The earth has been in constant movement. Sometimes this movement causes earthquakes. Learn more about the history of the earth and plate movement at this newsletter.
It includes reading science cards ( Montessori 3 part cards) and nomenclature cards of Pangea’s continental plates.
You can help Haiti after this devastating earthquake by donating to the Mennonite Central Committee. They serve the needs of people around the world with their peaceful ways.
They already have their workers in Haiti. Even during Hurricane Katrina they were some of the first people on the ground to help. You can’t find a better organization that uses their money and resources for those they serve. You won’t find high paid CEO’s with this organization.
Counting is an important math skill. Montessori classrooms use the pink tower stacking blocks to teach the first concrete steps for counting. Here is a newsletter with free printouts and lesson ideas to use with your child. There is even a printout in Spanish.
If you don’t have a pink or natural tower you can use nesting blocks or other stacking blocks. You can find them at toy departments or stores.
Montessori classrooms don’t use lined paper for teaching early penmanship. In the beginning, it is more important to lean how to write the letter. Also, children are taught only cursive letters for writing. Teaching children how to write one way, and then another way is very confusing and frustrating for grade school children.
Here is a free printout of the Montessori sandpaper cursive letters we used for penmanship.
Miss Homfray has a great video lesson about teaching writing in the Montessori classroom.
The best time to introduce reading readiness is when your child is an infant and absorbing language. Just reading books and talking to your preschool children helps them understand vocabulary, grammar, sentence structure and the overall patterns of language.
We found that introducing the sounds of the alphabet and the moveable alphabet worked best at ages 3 1/2 to 4. Children who learn much earlier than this may get burned out before they have the maturity to read more advanced material. Young children, especially boys, who can read at a very young age, don’t always comprehend what they are reading. The worst thing we can do is force self-reading on children who are too young.
Miss Homfray shows in this video how to introduce the moveable alphabet activity to your child.
She also explains why Montessori schools don’t use lined paper for beginning writers. Students touch the sandpaper letters and write them unrestrained.
Miss Homfray has a wonderful lecture about the complexities of reading. It’s important for young children to have good sensorial and practical life skills in order to read later on. Pushing reading too early can actually turn your child off to reading.

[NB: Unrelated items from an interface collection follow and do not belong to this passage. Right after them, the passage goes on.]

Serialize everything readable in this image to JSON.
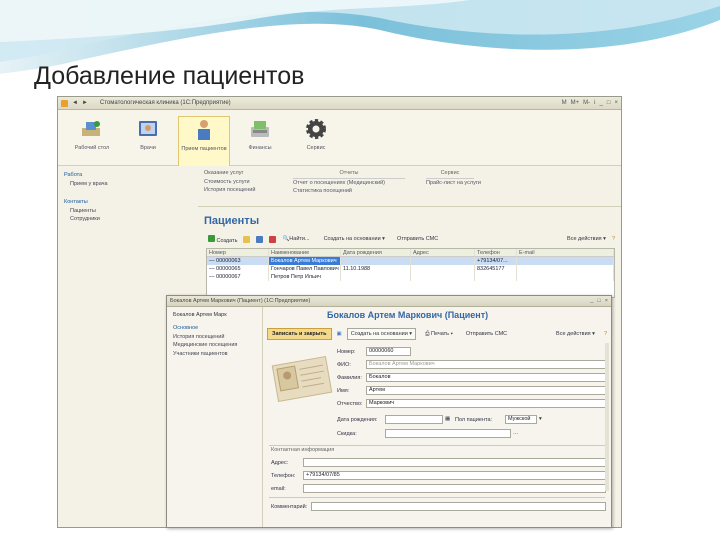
{
  "slide": {
    "title": "Добавление пациентов"
  },
  "window": {
    "title": "Стоматологическая клиника (1С:Предприятие)",
    "controls": [
      "M",
      "M+",
      "M-",
      "i",
      "_",
      "□",
      "×"
    ]
  },
  "sections": [
    {
      "label": "Рабочий стол",
      "icon": "desktop-icon"
    },
    {
      "label": "Врачи",
      "icon": "doctor-icon"
    },
    {
      "label": "Прием пациентов",
      "icon": "patient-icon"
    },
    {
      "label": "Финансы",
      "icon": "finance-icon"
    },
    {
      "label": "Сервис",
      "icon": "gear-icon"
    }
  ],
  "nav": {
    "groups": [
      {
        "title": "Работа",
        "items": [
          "Прием у врача"
        ]
      },
      {
        "title": "Контакты",
        "items": [
          "Пациенты",
          "Сотрудники"
        ]
      }
    ]
  },
  "actions": {
    "col1": [
      "Оказание услуг",
      "Стоимость услуги",
      "История посещений"
    ],
    "col2_header": "Отчеты",
    "col2": [
      "Отчет о посещениях (Медицинский)",
      "Статистика посещений"
    ],
    "col3_header": "Сервис",
    "col3": [
      "Прайс-лист на услуги"
    ]
  },
  "list": {
    "title": "Пациенты",
    "toolbar": {
      "create": "Создать",
      "find": "Найти...",
      "create_based_on": "Создать на основании",
      "send_sms": "Отправить СМС",
      "all_actions": "Все действия"
    },
    "columns": [
      "Номер",
      "Наименование",
      "Дата рождения",
      "Адрес",
      "Телефон",
      "E-mail"
    ],
    "rows": [
      {
        "code": "00000063",
        "name": "Бокалов Артем Маркович",
        "birth": "",
        "address": "",
        "phone": "+79134/07...",
        "selected": true
      },
      {
        "code": "00000065",
        "name": "Гончаров Павел Павлович",
        "birth": "11.10.1988",
        "address": "",
        "phone": "832645177",
        "selected": false
      },
      {
        "code": "00000067",
        "name": "Петров Петр Ильич",
        "birth": "",
        "address": "",
        "phone": "",
        "selected": false
      }
    ]
  },
  "form": {
    "window_title": "Бокалов Артем Маркович (Пациент) (1С:Предприятие)",
    "left": {
      "title": "Бокалов Артем Марк",
      "main": "Основное",
      "items": [
        "История посещений",
        "Медицинские посещения",
        "Участники пациентов"
      ]
    },
    "heading": "Бокалов Артем Маркович (Пациент)",
    "toolbar": {
      "save_close": "Записать и закрыть",
      "create_based": "Создать на основании",
      "print": "Печать",
      "send_sms": "Отправить СМС",
      "all_actions": "Все действия"
    },
    "fields": {
      "code_label": "Номер:",
      "code": "00000060",
      "fio_label": "ФИО:",
      "fio": "Бокалов Артем Маркович",
      "surname_label": "Фамилия:",
      "surname": "Бокалов",
      "name_label": "Имя:",
      "name": "Артем",
      "patronymic_label": "Отчество:",
      "patronymic": "Маркович",
      "birth_label": "Дата рождения:",
      "birth": "",
      "gender_label": "Пол пациента:",
      "gender": "Мужской",
      "card_label": "Скидка:",
      "card": "",
      "contacts_header": "Контактная информация",
      "address_label": "Адрес:",
      "address": "",
      "phone_label": "Телефон:",
      "phone": "+79134/07/85",
      "email_label": "email:",
      "email": "",
      "comment_label": "Комментарий:",
      "comment": ""
    }
  },
  "colors": {
    "accent": "#3366a6",
    "selected": "#3a7bd5",
    "primary_button": "#f5d98a"
  }
}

She has great insight about when to introduce fantasy books to children.
Check out this Montessori lecture here.